Scholars Andrew G. Biggs and Jason Richwine recently authored a discussion for the American Enterprise Institute of the various ways of examining whether government employees get richer compensation than peers in the private sector. Published in the Weekly Standard, the title provides their conclusion: “Yes, They’re Overpaid.”

Nevertheless, finding ways to make valid “apples-to-apples” comparisons is complicated. The authors explain several methods, and conclude that a combination provides the fullest answer.

The most common approach is the “human capital model,” which compares workers with similar education and other characteristics like age, experience, etc. Various studies using this method find that lower- and middle-skilled government employees get a substantial pay premium over their private-sector cohorts, and a smaller one for jobs that require more education and higher skills.
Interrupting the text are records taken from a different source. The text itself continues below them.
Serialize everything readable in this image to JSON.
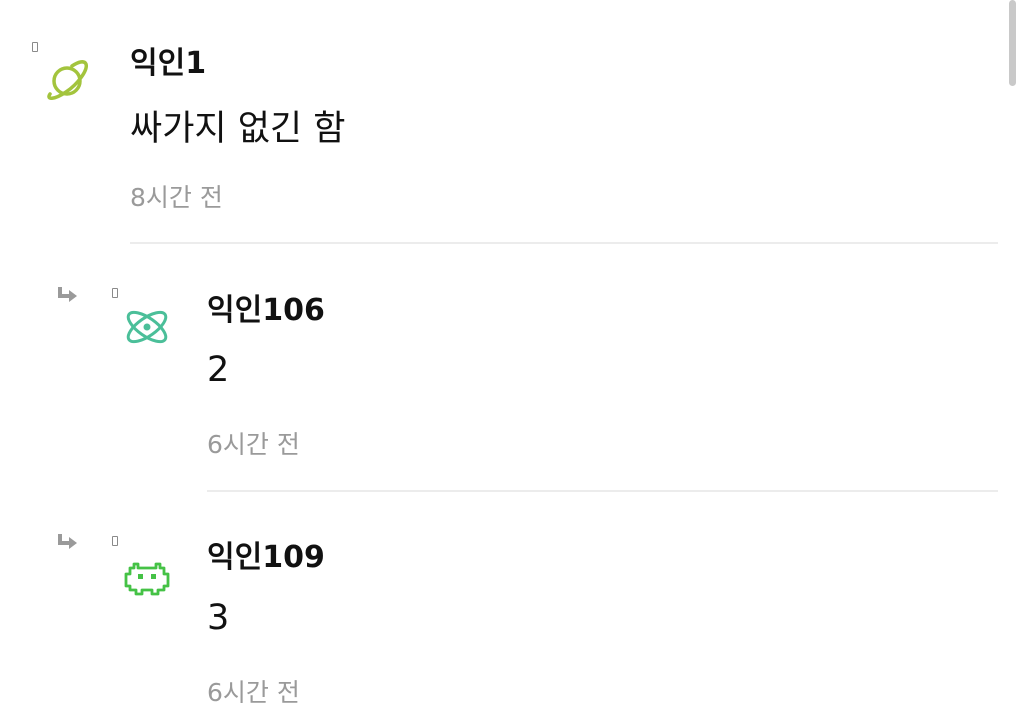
{
  "comments": [
    {
      "author": "익인1",
      "text": "싸가지 없긴 함",
      "time": "8시간 전",
      "avatar_icon": "planet-icon",
      "avatar_color": "#a3c43d",
      "is_reply": false
    },
    {
      "author": "익인106",
      "text": "2",
      "time": "6시간 전",
      "avatar_icon": "atom-icon",
      "avatar_color": "#4bbf99",
      "is_reply": true
    },
    {
      "author": "익인109",
      "text": "3",
      "time": "6시간 전",
      "avatar_icon": "space-invader-icon",
      "avatar_color": "#45c246",
      "is_reply": true
    }
  ],
  "colors": {
    "text_primary": "#111111",
    "text_secondary": "#9a9a9a",
    "divider": "#ececec",
    "reply_arrow": "#9a9a9a"
  }
}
Another method is to examine what happens when workers switch jobs from the private to the public sector. Available data show that, on average, a worker who leaves a private-sector job on Tuesday finds himself making 8 to 28 percent more if he starts working for the government on Thursday, although it's unlikely his education and skill levels leapt that much on Wednesday. Moreover, the extra pay premium probably increases the longer he remains on the public’s dime.

Biggs and Richwine also look into methods for comparing fringe benefits in the public sector vs. the private sector. “Quit rates” is one, the idea that people are less likely to quit a job that has above-average benefits. Not surprisingly, government employees are far less likely to quit, and not just because they’re among the last people in the country to be granted antiquated defined-benefit pensions: Federal employees who started working after a much less generous pension system went into effect in 1984 have even lower quit rates than those hired earlier.
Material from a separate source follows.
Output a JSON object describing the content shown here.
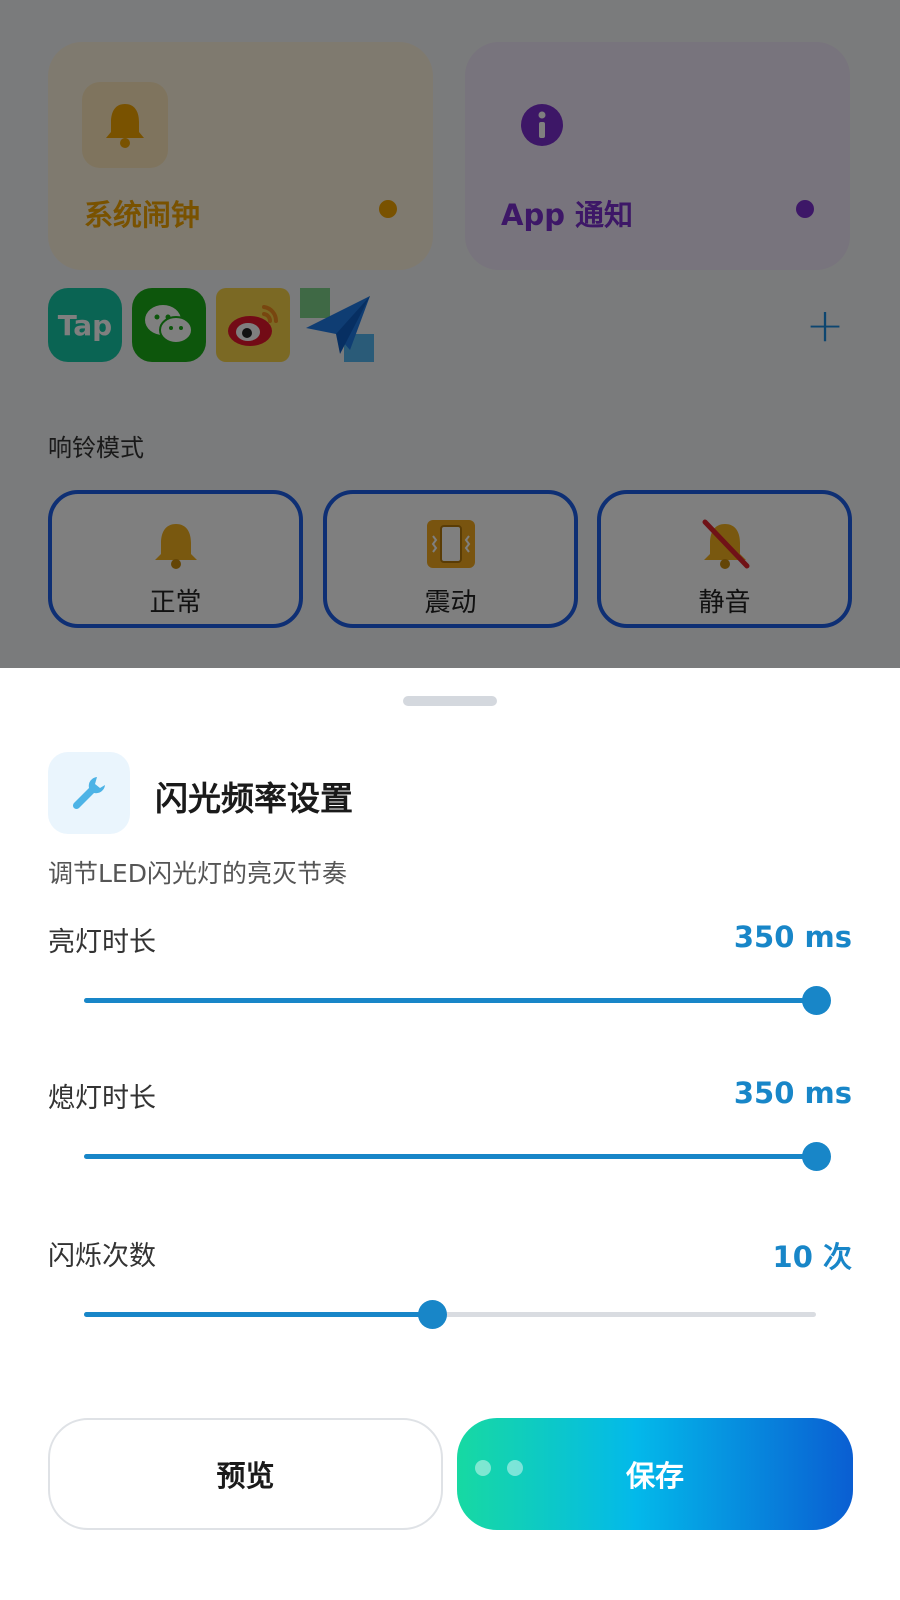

Thanks to a combination of good data from both the federal Bureau of Labor Statistics and the state Civil Service Commission, Mackinac Center analyst James Hohman was able to generate a surprisingly precise statistical comparison of public vs. private sector employee fringe benefits in Michigan. His methodology and sources, as well as additional information, are available here.
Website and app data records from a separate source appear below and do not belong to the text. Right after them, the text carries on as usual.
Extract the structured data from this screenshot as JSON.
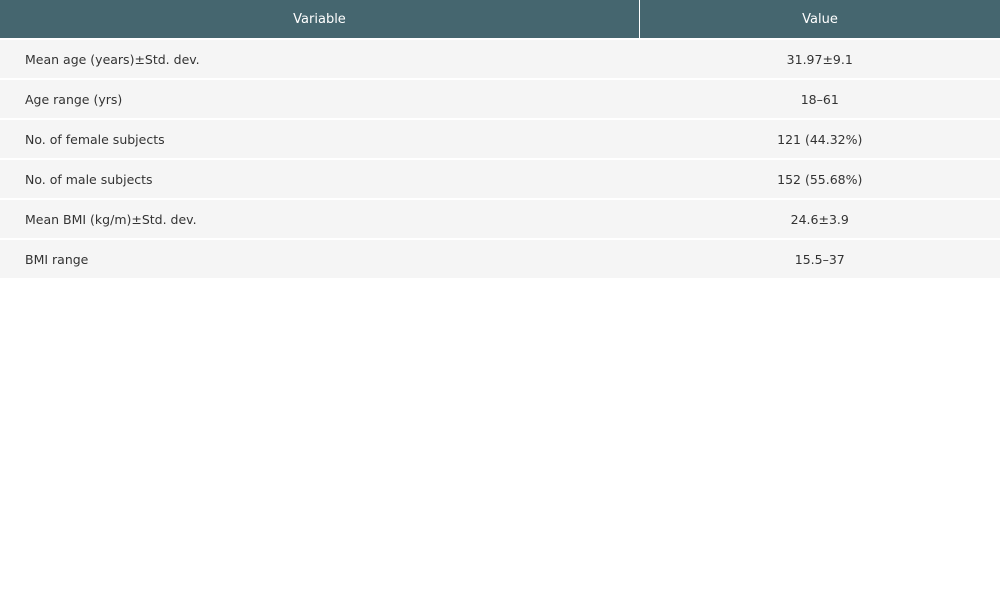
{
  "table": {
    "headers": {
      "variable": "Variable",
      "value": "Value"
    },
    "rows": [
      {
        "variable": "Mean age (years)±Std. dev.",
        "value": "31.97±9.1"
      },
      {
        "variable": "Age range (yrs)",
        "value": "18–61"
      },
      {
        "variable": "No. of female subjects",
        "value": "121 (44.32%)"
      },
      {
        "variable": "No. of male subjects",
        "value": "152 (55.68%)"
      },
      {
        "variable": "Mean BMI (kg/m)±Std. dev.",
        "value": "24.6±3.9"
      },
      {
        "variable": "BMI range",
        "value": "15.5–37"
      }
    ]
  },
  "colors": {
    "header_bg": "#45666f",
    "row_bg": "#f5f5f5"
  }
}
Hohman’s results not only confirm Biggs and Richwine’s conclusion regarding fringe benefits — yes, they get more in government — but quantifies it: Michigan government employees at all levels including local governments, the state, public schools and colleges and universities, get fringe benefits that exceed private-sector averages by $5.7 billion every year.